Employment at factories increased by 2,000 following a 13,000 gain in the previous month. Construction companies added 20,000 workers, the most since February, and retailers took on almost 21,000 employees.
Average hourly earnings climbed by 0.1 percent to $24.09 in September from the prior month, and increased 2.1 percent over the past 12 months.
The average work week for all workers held at 34.5 hours in September.
Faster hiring that led to bigger gains in wages would help to accelerate consumer spending, which accounts for about 70 percent of the economy. Even as the debate on fiscal policy heated up last month, retailers began announcing plans to add workers for the holiday-shopping season.
Wal-Mart Stores, the world's largest retailer, is hiring 55,000 seasonal employees, a 10 percent rise from last year.
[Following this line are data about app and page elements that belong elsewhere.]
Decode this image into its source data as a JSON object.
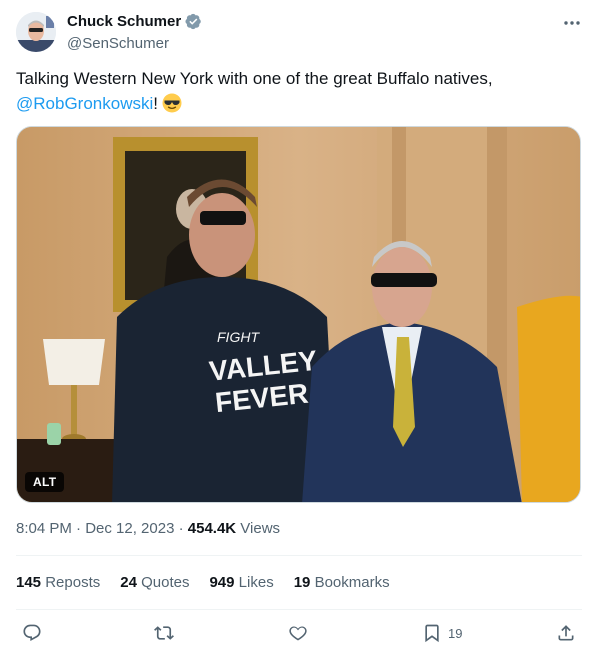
{
  "user": {
    "display_name": "Chuck Schumer",
    "handle": "@SenSchumer"
  },
  "tweet": {
    "text_before": "Talking Western New York with one of the great Buffalo natives,",
    "mention": "@RobGronkowski",
    "text_after": "!"
  },
  "media": {
    "alt_badge": "ALT",
    "sweatshirt_line1": "FIGHT",
    "sweatshirt_line2": "VALLEY",
    "sweatshirt_line3": "FEVER"
  },
  "meta": {
    "time": "8:04 PM · Dec 12, 2023 · ",
    "views_count": "454.4K",
    "views_label": " Views"
  },
  "stats": {
    "reposts_count": "145",
    "reposts_label": "Reposts",
    "quotes_count": "24",
    "quotes_label": "Quotes",
    "likes_count": "949",
    "likes_label": "Likes",
    "bookmarks_count": "19",
    "bookmarks_label": "Bookmarks"
  },
  "actions": {
    "bookmark_count": "19"
  },
  "colors": {
    "link": "#1d9bf0",
    "secondary_text": "#536471",
    "primary_text": "#0f1419",
    "verified": "#829aab"
  }
}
Target Corp. said it plans to take on about 70,000 workers. Kohl's Corp. will add about 53,000 workers for the holiday season, about the same as last year.
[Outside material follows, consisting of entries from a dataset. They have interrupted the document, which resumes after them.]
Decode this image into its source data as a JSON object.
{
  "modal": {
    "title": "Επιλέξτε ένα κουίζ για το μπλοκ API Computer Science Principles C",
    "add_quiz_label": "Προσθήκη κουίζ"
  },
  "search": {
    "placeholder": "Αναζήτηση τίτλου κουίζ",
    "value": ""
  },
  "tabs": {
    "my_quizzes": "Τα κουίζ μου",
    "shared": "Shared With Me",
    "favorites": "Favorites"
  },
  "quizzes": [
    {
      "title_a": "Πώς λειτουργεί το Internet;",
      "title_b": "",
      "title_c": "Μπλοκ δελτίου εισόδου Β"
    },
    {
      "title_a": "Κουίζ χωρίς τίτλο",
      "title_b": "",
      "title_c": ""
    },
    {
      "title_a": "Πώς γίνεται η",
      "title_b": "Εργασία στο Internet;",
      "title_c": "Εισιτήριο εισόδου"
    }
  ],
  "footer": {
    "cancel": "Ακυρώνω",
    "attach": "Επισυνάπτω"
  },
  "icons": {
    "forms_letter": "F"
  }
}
The projected gain in payrolls for September would still be below the average 195,000 monthly increase in the first half of 2013. Through August, the United States had recovered 6.8 million of the 8.7 million jobs lost as a result of the 18-month recession that ended in June 2009.
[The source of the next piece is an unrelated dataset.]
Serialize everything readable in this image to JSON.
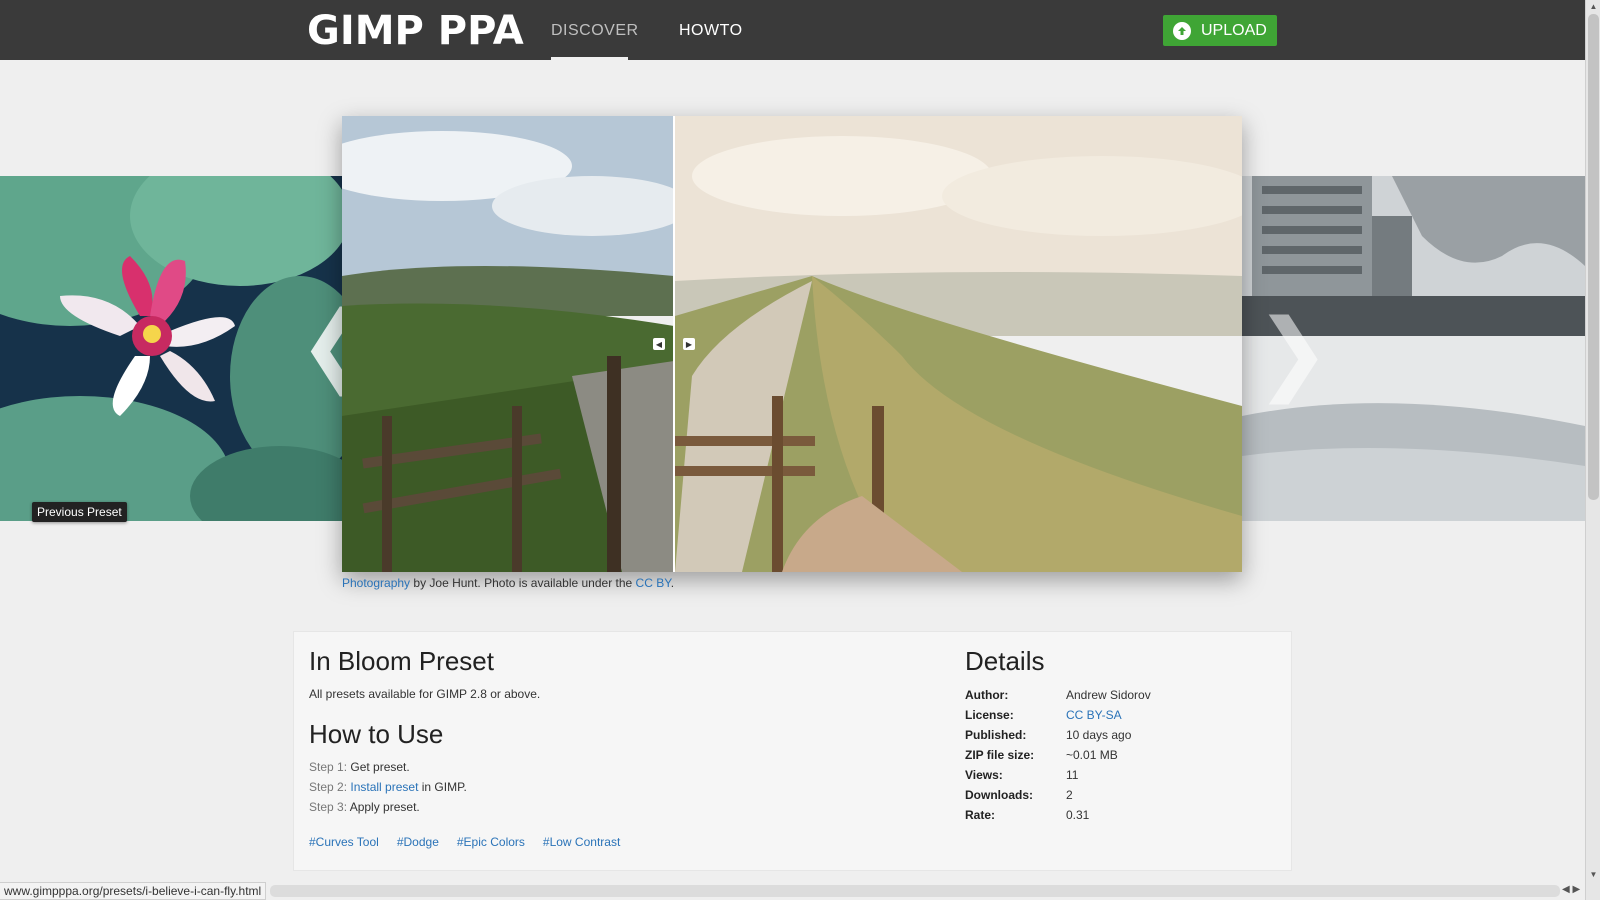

President Barack Obama last week signed legislation that funds the government through mid-January and suspends the nation's $16.7 trillion debt limit, for now ending the threat of default, which economists had warned could tip the U.S. back into a recession.
The October employment report will be pushed back to Nov. 8 from the originally scheduled Nov. 1, according to the Labor Department.
Fed policymakers, scheduled to gather Oct. 29-30, are trying to gauge the strength of the U.S. expansion without federal economic data that was suspended after the government closing.
The central bankers will pare the monthly pace of asset buying to $70 billion from $85 billion at their March 18-19 meeting, according to the median of 40 responses in a Bloomberg survey last week.
"Conditions in the job market today are still far from what all of us would like to see," Chairman Ben Bernanke said at a news conference following the Fed's September meeting.
While the labor market has shown improvement, uncertainty stemming from Washington related to the shutdown and the debt limit may have been a source of concern for employers.
San Francisco based URS Corp., a provider of engineering and construction services, furloughed about 3,000 employees, saying the total includes employees idled by the closing of a government facility where they work as well as those directed by U.S. officials to halt operations or cut staffing.
Among other companies paring their workforce, San Francisco-based Wells Fargo & Co., the biggest U.S. mortgage lender, last week said it eliminated an additional 925 jobs in its home-loan unit and has cut more than 5,700 since midyear.